— YOUR OBJECTIVE —
Repeat every record exactly, but omit the images.

Content starts

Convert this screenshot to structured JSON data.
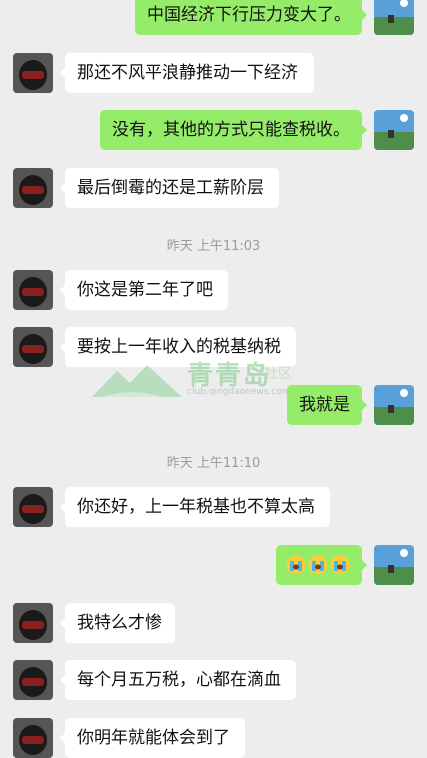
{
  "messages": [
    {
      "side": "right",
      "text": "中国经济下行压力变大了。"
    },
    {
      "side": "left",
      "text": "那还不风平浪静推动一下经济"
    },
    {
      "side": "right",
      "text": "没有，其他的方式只能查税收。"
    },
    {
      "side": "left",
      "text": "最后倒霉的还是工薪阶层"
    },
    {
      "side": "left",
      "text": "你这是第二年了吧"
    },
    {
      "side": "left",
      "text": "要按上一年收入的税基纳税"
    },
    {
      "side": "right",
      "text": "我就是"
    },
    {
      "side": "left",
      "text": "你还好，上一年税基也不算太高"
    },
    {
      "side": "right",
      "emoji": "crying-face-emoji",
      "count": 3
    },
    {
      "side": "left",
      "text": "我特么才惨"
    },
    {
      "side": "left",
      "text": "每个月五万税，心都在滴血"
    },
    {
      "side": "left",
      "text": "你明年就能体会到了"
    }
  ],
  "timestamps": [
    "昨天 上午11:03",
    "昨天 上午11:10"
  ],
  "watermark": {
    "brand": "青青岛",
    "suffix": "社区",
    "url": "club.qingdaonews.com"
  },
  "colors": {
    "background": "#ededed",
    "bubble_left": "#ffffff",
    "bubble_right": "#95ec69",
    "timestamp": "#9b9b9b"
  }
}
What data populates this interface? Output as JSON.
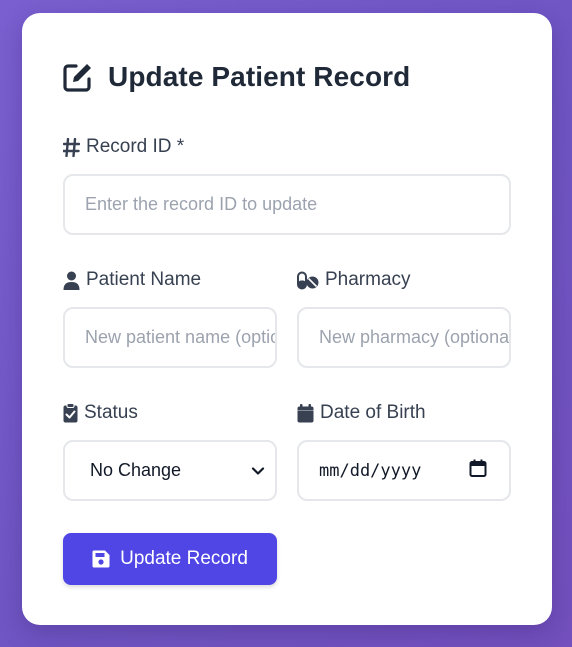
{
  "form": {
    "title": "Update Patient Record",
    "record_id": {
      "label": "Record ID *",
      "placeholder": "Enter the record ID to update"
    },
    "patient_name": {
      "label": "Patient Name",
      "placeholder": "New patient name (optional)"
    },
    "pharmacy": {
      "label": "Pharmacy",
      "placeholder": "New pharmacy (optional)"
    },
    "status": {
      "label": "Status",
      "selected": "No Change"
    },
    "date_of_birth": {
      "label": "Date of Birth",
      "value": "mm/dd/yyyy"
    },
    "submit_label": "Update Record"
  },
  "colors": {
    "accent": "#4f46e5",
    "background_gradient": "#7a5fd0",
    "text_dark": "#1f2937"
  },
  "icons": {
    "title": "edit-icon",
    "record_id": "hash-icon",
    "patient_name": "user-icon",
    "pharmacy": "pills-icon",
    "status": "clipboard-check-icon",
    "date_of_birth": "calendar-icon",
    "submit": "save-icon"
  }
}
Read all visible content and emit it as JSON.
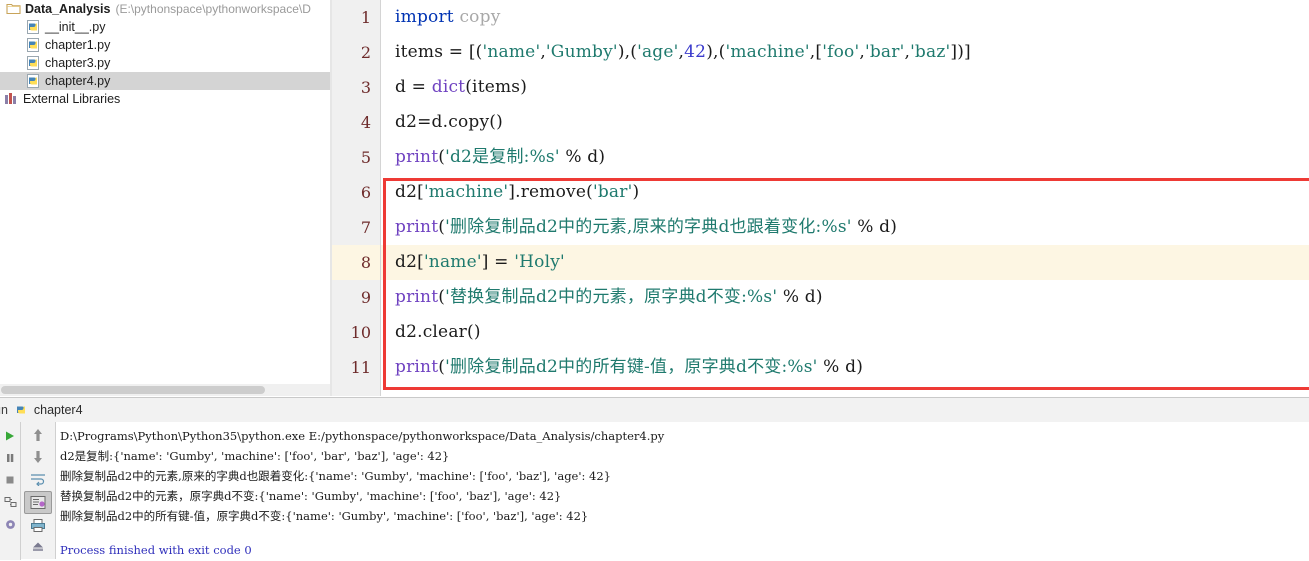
{
  "project": {
    "root": {
      "name": "Data_Analysis",
      "path": "(E:\\pythonspace\\pythonworkspace\\D",
      "icon": "folder-icon"
    },
    "items": [
      {
        "label": "__init__.py",
        "icon": "python-file-icon",
        "selected": false
      },
      {
        "label": "chapter1.py",
        "icon": "python-file-icon",
        "selected": false
      },
      {
        "label": "chapter3.py",
        "icon": "python-file-icon",
        "selected": false
      },
      {
        "label": "chapter4.py",
        "icon": "python-file-icon",
        "selected": true
      }
    ],
    "external_libraries": {
      "label": "External Libraries",
      "icon": "libraries-icon"
    }
  },
  "editor": {
    "current_line": 8,
    "highlight_box": {
      "from_line": 6,
      "to_line": 11,
      "color": "#ee3a35"
    },
    "lines": [
      {
        "n": "1",
        "text": "import copy"
      },
      {
        "n": "2",
        "text": "items = [('name','Gumby'),('age',42),('machine',['foo','bar','baz'])]"
      },
      {
        "n": "3",
        "text": "d = dict(items)"
      },
      {
        "n": "4",
        "text": "d2=d.copy()"
      },
      {
        "n": "5",
        "text": "print('d2是复制:%s' % d)"
      },
      {
        "n": "6",
        "text": "d2['machine'].remove('bar')"
      },
      {
        "n": "7",
        "text": "print('删除复制品d2中的元素,原来的字典d也跟着变化:%s' % d)"
      },
      {
        "n": "8",
        "text": "d2['name'] = 'Holy'"
      },
      {
        "n": "9",
        "text": "print('替换复制品d2中的元素，原字典d不变:%s' % d)"
      },
      {
        "n": "10",
        "text": "d2.clear()"
      },
      {
        "n": "11",
        "text": "print('删除复制品d2中的所有键-值，原字典d不变:%s' % d)"
      }
    ],
    "syntax_colors": {
      "keyword": "#0033b3",
      "function": "#6f42c1",
      "string": "#1f7a6e",
      "number": "#3b3bcc",
      "unused": "#a8a8a8",
      "line_number": "#6e2b2b",
      "current_line_bg": "#fdf6e3"
    }
  },
  "run_window": {
    "tool_label": "un",
    "tab_label": "chapter4",
    "tab_icon": "python-file-icon",
    "left_rail_icons": [
      "run-icon",
      "pause-icon",
      "stop-icon",
      "toggle-tasks-icon",
      "settings-icon"
    ],
    "toolbar_icons": [
      "scroll-up-icon",
      "scroll-down-icon",
      "soft-wrap-icon",
      "scroll-to-end-icon",
      "print-icon",
      "clear-all-icon"
    ],
    "console": [
      {
        "text": "D:\\Programs\\Python\\Python35\\python.exe E:/pythonspace/pythonworkspace/Data_Analysis/chapter4.py",
        "style": "normal"
      },
      {
        "text": "d2是复制:{'name': 'Gumby', 'machine': ['foo', 'bar', 'baz'], 'age': 42}",
        "style": "normal"
      },
      {
        "text": "删除复制品d2中的元素,原来的字典d也跟着变化:{'name': 'Gumby', 'machine': ['foo', 'baz'], 'age': 42}",
        "style": "normal"
      },
      {
        "text": "替换复制品d2中的元素，原字典d不变:{'name': 'Gumby', 'machine': ['foo', 'baz'], 'age': 42}",
        "style": "normal"
      },
      {
        "text": "删除复制品d2中的所有键-值，原字典d不变:{'name': 'Gumby', 'machine': ['foo', 'baz'], 'age': 42}",
        "style": "normal"
      },
      {
        "text": "",
        "style": "spacer"
      },
      {
        "text": "Process finished with exit code 0",
        "style": "blue"
      }
    ]
  }
}
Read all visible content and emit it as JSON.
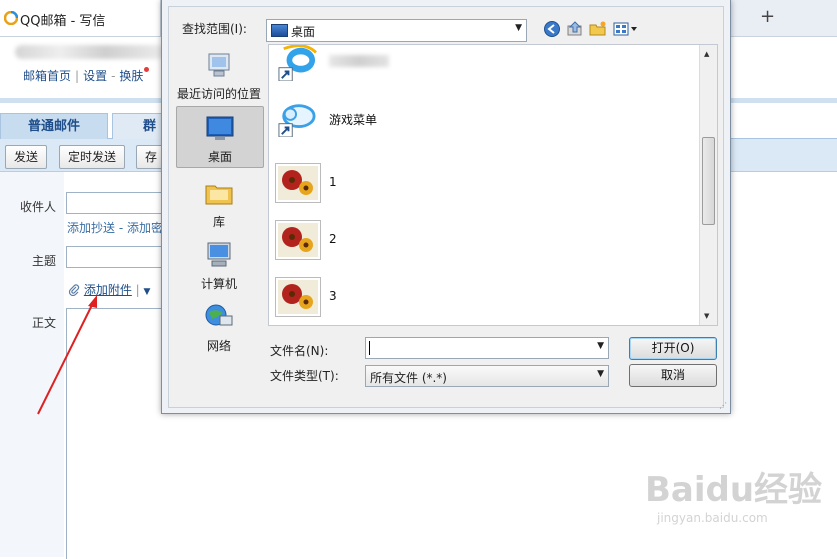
{
  "browser": {
    "tab_title": "QQ邮箱 - 写信",
    "new_tab": "+"
  },
  "mail": {
    "top_links": [
      "邮箱首页",
      "设置",
      "换肤"
    ],
    "tabs": [
      "普通邮件",
      "群"
    ],
    "toolbar": [
      "发送",
      "定时发送",
      "存"
    ],
    "recipients_label": "收件人",
    "cc_bcc": "添加抄送 - 添加密",
    "subject_label": "主题",
    "attach_label": "添加附件",
    "body_label": "正文"
  },
  "dialog": {
    "lookin_label": "查找范围(I):",
    "lookin_value": "桌面",
    "places": [
      {
        "label": "最近访问的位置",
        "icon": "recent-places-icon"
      },
      {
        "label": "桌面",
        "icon": "desktop-icon"
      },
      {
        "label": "库",
        "icon": "library-icon"
      },
      {
        "label": "计算机",
        "icon": "computer-icon"
      },
      {
        "label": "网络",
        "icon": "network-icon"
      }
    ],
    "files": [
      {
        "name": "",
        "icon": "ie-shortcut-icon"
      },
      {
        "name": "游戏菜单",
        "icon": "game-menu-shortcut-icon"
      },
      {
        "name": "1",
        "icon": "flower-image-icon"
      },
      {
        "name": "2",
        "icon": "flower-image-icon"
      },
      {
        "name": "3",
        "icon": "flower-image-icon"
      }
    ],
    "filename_label": "文件名(N):",
    "filename_value": "",
    "filetype_label": "文件类型(T):",
    "filetype_value": "所有文件 (*.*)",
    "open_button": "打开(O)",
    "cancel_button": "取消"
  },
  "watermark": {
    "brand": "Baidu经验",
    "url": "jingyan.baidu.com"
  },
  "colors": {
    "accent_blue": "#1f4e8a",
    "toolbar_bg": "#dbe8f5",
    "annotation_red": "#e02020"
  }
}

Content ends

— EXERCISE RESPONSE —
Convert this screenshot to structured JSON data.
{
  "messages": [
    {
      "side": "right",
      "text": "中国经济下行压力变大了。"
    },
    {
      "side": "left",
      "text": "那还不风平浪静推动一下经济"
    },
    {
      "side": "right",
      "text": "没有，其他的方式只能查税收。"
    },
    {
      "side": "left",
      "text": "最后倒霉的还是工薪阶层"
    },
    {
      "side": "left",
      "text": "你这是第二年了吧"
    },
    {
      "side": "left",
      "text": "要按上一年收入的税基纳税"
    },
    {
      "side": "right",
      "text": "我就是"
    },
    {
      "side": "left",
      "text": "你还好，上一年税基也不算太高"
    },
    {
      "side": "right",
      "emoji": "crying-face-emoji",
      "count": 3
    },
    {
      "side": "left",
      "text": "我特么才惨"
    },
    {
      "side": "left",
      "text": "每个月五万税，心都在滴血"
    },
    {
      "side": "left",
      "text": "你明年就能体会到了"
    }
  ],
  "timestamps": [
    "昨天 上午11:03",
    "昨天 上午11:10"
  ],
  "watermark": {
    "brand": "青青岛",
    "suffix": "社区",
    "url": "club.qingdaonews.com"
  },
  "colors": {
    "background": "#ededed",
    "bubble_left": "#ffffff",
    "bubble_right": "#95ec69",
    "timestamp": "#9b9b9b"
  }
}
What data populates this interface? Output as JSON.
{
  "form": {
    "title": "Update Patient Record",
    "record_id": {
      "label": "Record ID *",
      "placeholder": "Enter the record ID to update"
    },
    "patient_name": {
      "label": "Patient Name",
      "placeholder": "New patient name (optional)"
    },
    "pharmacy": {
      "label": "Pharmacy",
      "placeholder": "New pharmacy (optional)"
    },
    "status": {
      "label": "Status",
      "selected": "No Change"
    },
    "date_of_birth": {
      "label": "Date of Birth",
      "value": "mm/dd/yyyy"
    },
    "submit_label": "Update Record"
  },
  "colors": {
    "accent": "#4f46e5",
    "background_gradient": "#7a5fd0",
    "text_dark": "#1f2937"
  },
  "icons": {
    "title": "edit-icon",
    "record_id": "hash-icon",
    "patient_name": "user-icon",
    "pharmacy": "pills-icon",
    "status": "clipboard-check-icon",
    "date_of_birth": "calendar-icon",
    "submit": "save-icon"
  }
}
Read all visible content and emit it as JSON.
{
  "project": {
    "root": {
      "name": "Data_Analysis",
      "path": "(E:\\pythonspace\\pythonworkspace\\D",
      "icon": "folder-icon"
    },
    "items": [
      {
        "label": "__init__.py",
        "icon": "python-file-icon",
        "selected": false
      },
      {
        "label": "chapter1.py",
        "icon": "python-file-icon",
        "selected": false
      },
      {
        "label": "chapter3.py",
        "icon": "python-file-icon",
        "selected": false
      },
      {
        "label": "chapter4.py",
        "icon": "python-file-icon",
        "selected": true
      }
    ],
    "external_libraries": {
      "label": "External Libraries",
      "icon": "libraries-icon"
    }
  },
  "editor": {
    "current_line": 8,
    "highlight_box": {
      "from_line": 6,
      "to_line": 11,
      "color": "#ee3a35"
    },
    "lines": [
      {
        "n": "1",
        "text": "import copy"
      },
      {
        "n": "2",
        "text": "items = [('name','Gumby'),('age',42),('machine',['foo','bar','baz'])]"
      },
      {
        "n": "3",
        "text": "d = dict(items)"
      },
      {
        "n": "4",
        "text": "d2=d.copy()"
      },
      {
        "n": "5",
        "text": "print('d2是复制:%s' % d)"
      },
      {
        "n": "6",
        "text": "d2['machine'].remove('bar')"
      },
      {
        "n": "7",
        "text": "print('删除复制品d2中的元素,原来的字典d也跟着变化:%s' % d)"
      },
      {
        "n": "8",
        "text": "d2['name'] = 'Holy'"
      },
      {
        "n": "9",
        "text": "print('替换复制品d2中的元素，原字典d不变:%s' % d)"
      },
      {
        "n": "10",
        "text": "d2.clear()"
      },
      {
        "n": "11",
        "text": "print('删除复制品d2中的所有键-值，原字典d不变:%s' % d)"
      }
    ],
    "syntax_colors": {
      "keyword": "#0033b3",
      "function": "#6f42c1",
      "string": "#1f7a6e",
      "number": "#3b3bcc",
      "unused": "#a8a8a8",
      "line_number": "#6e2b2b",
      "current_line_bg": "#fdf6e3"
    }
  },
  "run_window": {
    "tool_label": "un",
    "tab_label": "chapter4",
    "tab_icon": "python-file-icon",
    "left_rail_icons": [
      "run-icon",
      "pause-icon",
      "stop-icon",
      "toggle-tasks-icon",
      "settings-icon"
    ],
    "toolbar_icons": [
      "scroll-up-icon",
      "scroll-down-icon",
      "soft-wrap-icon",
      "scroll-to-end-icon",
      "print-icon",
      "clear-all-icon"
    ],
    "console": [
      {
        "text": "D:\\Programs\\Python\\Python35\\python.exe E:/pythonspace/pythonworkspace/Data_Analysis/chapter4.py",
        "style": "normal"
      },
      {
        "text": "d2是复制:{'name': 'Gumby', 'machine': ['foo', 'bar', 'baz'], 'age': 42}",
        "style": "normal"
      },
      {
        "text": "删除复制品d2中的元素,原来的字典d也跟着变化:{'name': 'Gumby', 'machine': ['foo', 'baz'], 'age': 42}",
        "style": "normal"
      },
      {
        "text": "替换复制品d2中的元素，原字典d不变:{'name': 'Gumby', 'machine': ['foo', 'baz'], 'age': 42}",
        "style": "normal"
      },
      {
        "text": "删除复制品d2中的所有键-值，原字典d不变:{'name': 'Gumby', 'machine': ['foo', 'baz'], 'age': 42}",
        "style": "normal"
      },
      {
        "text": "",
        "style": "spacer"
      },
      {
        "text": "Process finished with exit code 0",
        "style": "blue"
      }
    ]
  }
}
Read all visible content and emit it as JSON.
{
  "browser": {
    "tab_title": "QQ邮箱 - 写信",
    "new_tab": "+"
  },
  "mail": {
    "top_links": [
      "邮箱首页",
      "设置",
      "换肤"
    ],
    "tabs": [
      "普通邮件",
      "群"
    ],
    "toolbar": [
      "发送",
      "定时发送",
      "存"
    ],
    "recipients_label": "收件人",
    "cc_bcc": "添加抄送 - 添加密",
    "subject_label": "主题",
    "attach_label": "添加附件",
    "body_label": "正文"
  },
  "dialog": {
    "lookin_label": "查找范围(I):",
    "lookin_value": "桌面",
    "places": [
      {
        "label": "最近访问的位置",
        "icon": "recent-places-icon"
      },
      {
        "label": "桌面",
        "icon": "desktop-icon"
      },
      {
        "label": "库",
        "icon": "library-icon"
      },
      {
        "label": "计算机",
        "icon": "computer-icon"
      },
      {
        "label": "网络",
        "icon": "network-icon"
      }
    ],
    "files": [
      {
        "name": "",
        "icon": "ie-shortcut-icon"
      },
      {
        "name": "游戏菜单",
        "icon": "game-menu-shortcut-icon"
      },
      {
        "name": "1",
        "icon": "flower-image-icon"
      },
      {
        "name": "2",
        "icon": "flower-image-icon"
      },
      {
        "name": "3",
        "icon": "flower-image-icon"
      }
    ],
    "filename_label": "文件名(N):",
    "filename_value": "",
    "filetype_label": "文件类型(T):",
    "filetype_value": "所有文件 (*.*)",
    "open_button": "打开(O)",
    "cancel_button": "取消"
  },
  "watermark": {
    "brand": "Baidu经验",
    "url": "jingyan.baidu.com"
  },
  "colors": {
    "accent_blue": "#1f4e8a",
    "toolbar_bg": "#dbe8f5",
    "annotation_red": "#e02020"
  }
}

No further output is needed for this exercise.